I’ve used Triberr for the past six months, and it has been quite a drama.
Triberr is a new platform where like-minded bloggers can support each other by tweeting worthy posts. I’ve participated in a limited way because, up until now, the application was misguided, political and melodramatic.
I noticed two major problems:
Not just auto-tweets, but the expectation—even requirement—to auto-tweet other tribe members’ posts. I created my own little resistance movement and was nearly thrown out of a few tribes, but I’m happy to say that Triberr no longer has auto-tweeting. Therefore, I’m staying.
Some tribe members strongly believe that since people tweet your posts, you should always return the favor. I do, unless the blog posts aren’t very good or are blatantly self-promotional.
Everything you do and say reflects on your personal brand. You are what you tweet. Quality content is part of my brand, so I’ve had to ignore some barbs from people who I would happily tweet if their content aligned with what my audience expects from me.
Those are the downsides to Triberr, but let’s talk about the upsides and why you should consider this interesting innovation.
1. It provides fresh voices.
Triberr introduced me to new bloggers like Eric Wittlake, Douglas Idugboe, Michael Brenner, Pam Moore and many others who deliver amazing content. I love almost everything they write and enjoy sharing their insights with my audience. Many of these new connections are becoming my friends and even business associates.
2. It drives meaningful traffic.
I am not a big advocate of listing “driving blog traffic” as a goal. What does it really do for you if you want to build a business? But, Triberr has boosted my blog visitors by about 7 percent, and I suspect many of these new readers are sticking around and becoming regular readers because other trusted bloggers tweet my posts.
3. It provides feedback.
Triberr provides some nice analytics about how your posts perform in the blogosphere. In a very real way, tribe members’ tweets equate to votes. When I write a good post, the Triberr community rewards me for it. If I write a mediocre post, I usually learn something that will help me be a better blogger next time. Triberr has been a bit of a Darwinian catalyst for continuous improvement.
4. It solves a problem.
There is a chronic unfairness about the blogosphere. Many bloggers are popular simply because they were online first. They may not be the most creative or talented, but their blogs are at the top of the pile because they have so many followers, backlinks and social proof. There is one blog in the AdAge Top 100 that has not been updated since 2009.

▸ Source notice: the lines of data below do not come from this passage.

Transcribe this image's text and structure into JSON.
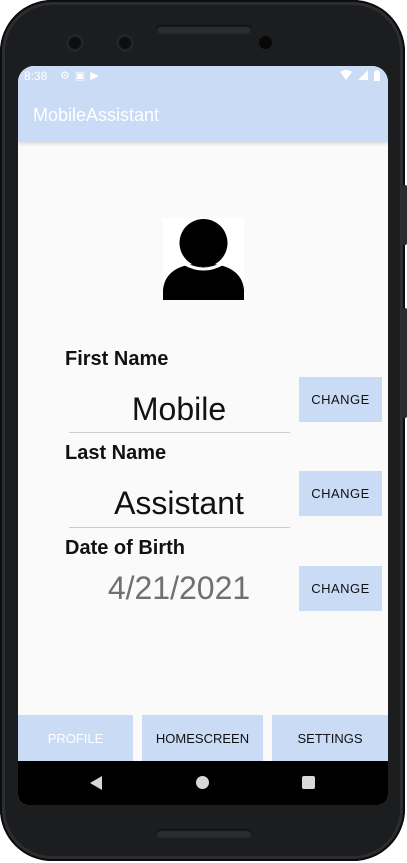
{
  "status_bar": {
    "time": "8:38",
    "left_icons": [
      "gear-icon",
      "image-icon",
      "play-store-icon"
    ],
    "right_icons": [
      "wifi-icon",
      "cellular-icon",
      "battery-icon"
    ]
  },
  "app_bar": {
    "title": "MobileAssistant"
  },
  "profile": {
    "first_name": {
      "label": "First Name",
      "value": "Mobile",
      "button": "CHANGE"
    },
    "last_name": {
      "label": "Last Name",
      "value": "Assistant",
      "button": "CHANGE"
    },
    "date_of_birth": {
      "label": "Date of Birth",
      "value": "4/21/2021",
      "button": "CHANGE"
    }
  },
  "bottom_tabs": {
    "profile": "PROFILE",
    "homescreen": "HOMESCREEN",
    "settings": "SETTINGS",
    "active": "profile"
  },
  "colors": {
    "accent": "#c9dbf5",
    "background": "#fafafa",
    "text": "#111111",
    "muted_text": "#707070"
  }
}
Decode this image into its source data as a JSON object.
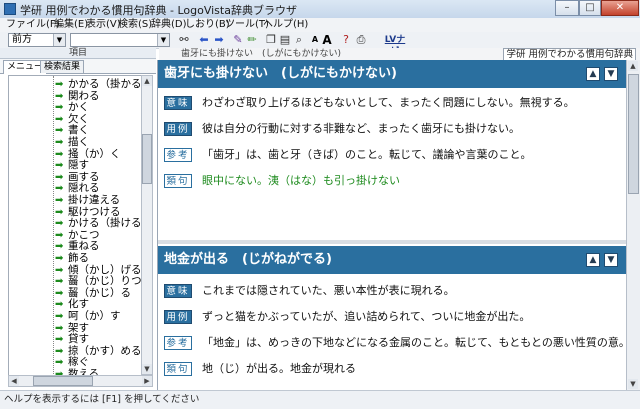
{
  "window": {
    "title": "学研 用例でわかる慣用句辞典 - LogoVista辞典ブラウザ",
    "minimize": "–",
    "maximize": "□",
    "close": "✕"
  },
  "menubar": [
    "ファイル(F)",
    "編集(E)",
    "表示(V)",
    "検索(S)",
    "辞典(D)",
    "しおり(B)",
    "ツール(T)",
    "ヘルプ(H)"
  ],
  "toolbar": {
    "search_mode": "前方",
    "search_value": "",
    "icons": [
      "binoculars-icon",
      "arrow-left-icon",
      "arrow-right-icon",
      "pencil-icon",
      "highlighter-icon",
      "copy-icon",
      "paste-icon",
      "zoom-icon",
      "font-small-icon",
      "font-large-icon",
      "help-icon",
      "print-icon",
      "lv-navi-icon"
    ],
    "font_small": "A",
    "font_large": "A",
    "lv_navi": "LVナビ"
  },
  "left": {
    "header": "項目",
    "tabs": [
      "メニュー",
      "検索結果"
    ],
    "items": [
      "かかる（掛かる）",
      "関わる",
      "かく",
      "欠く",
      "書く",
      "描く",
      "掻（か）く",
      "隠す",
      "画する",
      "隠れる",
      "掛け違える",
      "駆けつける",
      "かける（掛ける）",
      "かこつ",
      "重ねる",
      "飾る",
      "傾（かし）げる",
      "齧（かじ）りつく",
      "齧（かじ）る",
      "化す",
      "呵（か）す",
      "架す",
      "貸す",
      "掠（かす）める",
      "稼ぐ",
      "数える"
    ]
  },
  "right": {
    "breadcrumb": "歯牙にも掛けない　(しがにもかけない)",
    "source": "学研 用例でわかる慣用句辞典",
    "entries": [
      {
        "title": "歯牙にも掛けない　(しがにもかけない)",
        "rows": [
          {
            "label": "意味",
            "style": "filled",
            "text": "わざわざ取り上げるほどもないとして、まったく問題にしない。無視する。"
          },
          {
            "label": "用例",
            "style": "filled",
            "text": "彼は自分の行動に対する非難など、まったく歯牙にも掛けない。"
          },
          {
            "label": "参考",
            "style": "outline",
            "text": "「歯牙」は、歯と牙（きば）のこと。転じて、議論や言葉のこと。"
          },
          {
            "label": "類句",
            "style": "outline",
            "text": "眼中にない。洟（はな）も引っ掛けない",
            "green": true
          }
        ]
      },
      {
        "title": "地金が出る　(じがねがでる)",
        "rows": [
          {
            "label": "意味",
            "style": "filled",
            "text": "これまでは隠されていた、悪い本性が表に現れる。"
          },
          {
            "label": "用例",
            "style": "filled",
            "text": "ずっと猫をかぶっていたが、追い詰められて、ついに地金が出た。"
          },
          {
            "label": "参考",
            "style": "outline",
            "text": "「地金」は、めっきの下地などになる金属のこと。転じて、もともとの悪い性質の意。"
          },
          {
            "label": "類句",
            "style": "outline",
            "text": "地（じ）が出る。地金が現れる"
          }
        ]
      }
    ]
  },
  "status": "ヘルプを表示するには [F1] を押してください"
}
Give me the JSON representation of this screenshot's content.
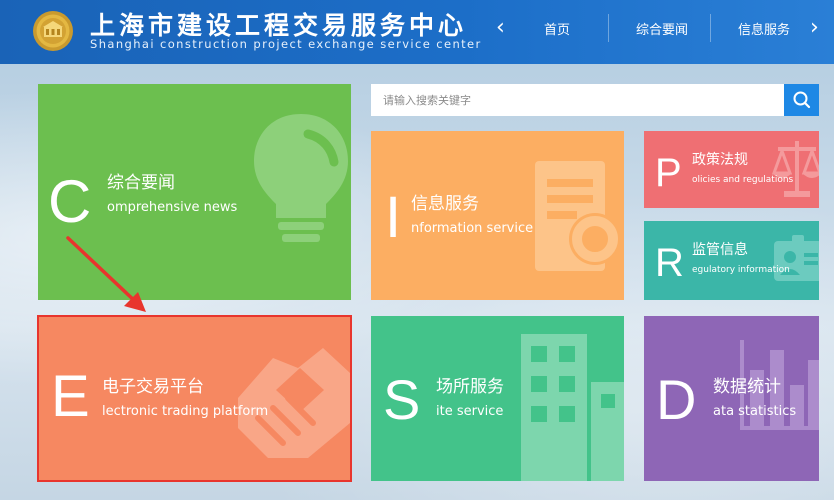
{
  "header": {
    "title_cn": "上海市建设工程交易服务中心",
    "title_en": "Shanghai construction project exchange service center",
    "nav_prev": "‹",
    "nav_next": "›",
    "nav_items": [
      "首页",
      "综合要闻",
      "信息服务"
    ]
  },
  "search": {
    "placeholder": "请输入搜索关键字"
  },
  "tiles": {
    "news": {
      "letter": "C",
      "cn": "综合要闻",
      "en": "omprehensive news",
      "color": "#6cbf4f"
    },
    "info": {
      "letter": "I",
      "cn": "信息服务",
      "en": "nformation service",
      "color": "#fcae62"
    },
    "policy": {
      "letter": "P",
      "cn": "政策法规",
      "en": "olicies and regulations",
      "color": "#ef6f73"
    },
    "regulatory": {
      "letter": "R",
      "cn": "监管信息",
      "en": "egulatory information",
      "color": "#3bb6a8"
    },
    "trading": {
      "letter": "E",
      "cn": "电子交易平台",
      "en": "lectronic trading platform",
      "color": "#f68861"
    },
    "site": {
      "letter": "S",
      "cn": "场所服务",
      "en": "ite service",
      "color": "#43c38a"
    },
    "stats": {
      "letter": "D",
      "cn": "数据统计",
      "en": "ata statistics",
      "color": "#8e66b6"
    }
  },
  "colors": {
    "header": "#1c6ec8",
    "search_button": "#1e88e5",
    "arrow": "#e8352d"
  }
}
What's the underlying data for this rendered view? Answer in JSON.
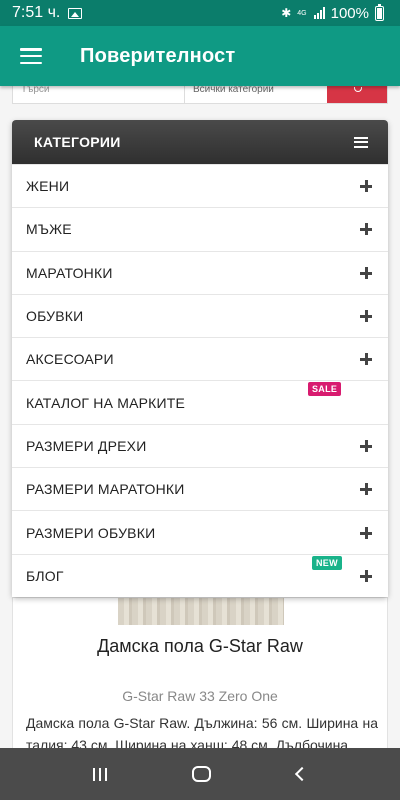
{
  "status_bar": {
    "time": "7:51 ч.",
    "network": "4G",
    "battery": "100%"
  },
  "app_bar": {
    "title": "Поверителност"
  },
  "search": {
    "input_placeholder": "Търси",
    "category_select": "Всички категории"
  },
  "categories": {
    "title": "КАТЕГОРИИ",
    "items": [
      {
        "label": "ЖЕНИ"
      },
      {
        "label": "МЪЖЕ"
      },
      {
        "label": "МАРАТОНКИ"
      },
      {
        "label": "ОБУВКИ"
      },
      {
        "label": "АКСЕСОАРИ"
      },
      {
        "label": "КАТАЛОГ НА МАРКИТЕ",
        "badge": "SALE"
      },
      {
        "label": "РАЗМЕРИ ДРЕХИ"
      },
      {
        "label": "РАЗМЕРИ МАРАТОНКИ"
      },
      {
        "label": "РАЗМЕРИ ОБУВКИ"
      },
      {
        "label": "БЛОГ",
        "badge": "NEW"
      }
    ]
  },
  "product": {
    "name": "Дамска пола G-Star Raw",
    "brand_model": "G-Star Raw 33 Zero One",
    "description": "Дамска пола G-Star Raw. Дължина: 56 см. Ширина на талия: 43 см. Ширина на ханш: 48 см. Дълбочина"
  },
  "colors": {
    "status_bar": "#0b7d6b",
    "app_bar": "#0f9a84",
    "sale_badge": "#d81b6f",
    "new_badge": "#19b38a",
    "search_button": "#d63545"
  },
  "icons": {
    "menu": "hamburger-icon",
    "expand": "plus-icon",
    "search": "search-icon"
  }
}
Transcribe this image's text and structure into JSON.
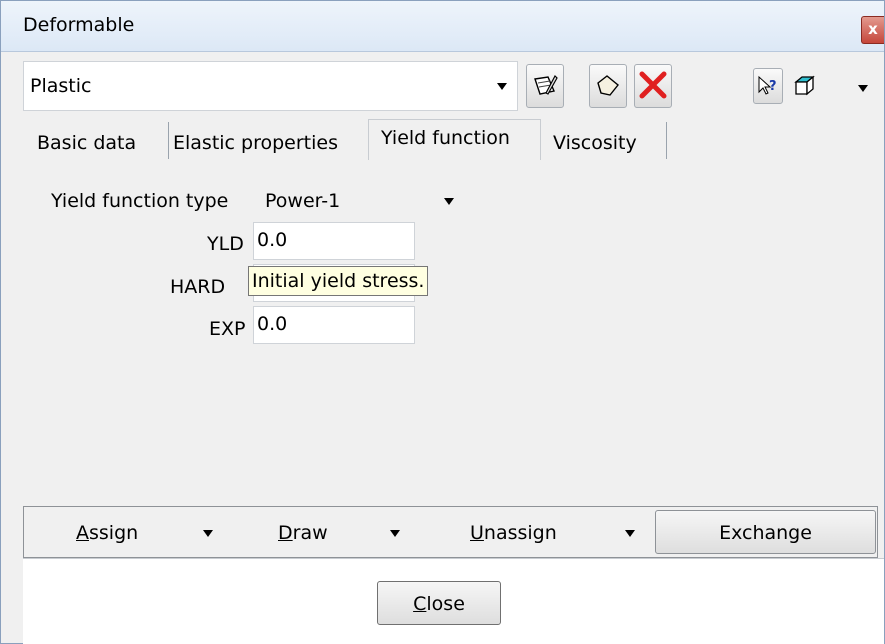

It’s impossible for new voices to crack into the elite league because of this permanent disadvantage. I really hate this aspect of the social Web. Blogging has a glass ceiling and institutionalizes mediocrity.
Triberr combats this problem by supporting worthy new voices. Triberr is a true meritocracy. If you do good work and help others who also do good work, you will be rewarded. That’s the way it should be.
We may not have 100,000 followers, but with the support of an engaged group of supporters, we can at least promote deserving work from people not necessarily considered A-listers.
Triberr has evolved to focus on the right things. Founders Dino Dogan and Dan Cristo continue to add cool new features at a breakneck pace. If you want to break through the clutter, meet new friends, and learn to be a better blogger, you should give Triberr a try.
A challenge to joining is that you need an invitation. My tribes are complete, but there are message boards with tribes looking for bloggers. You can also start your own tribe.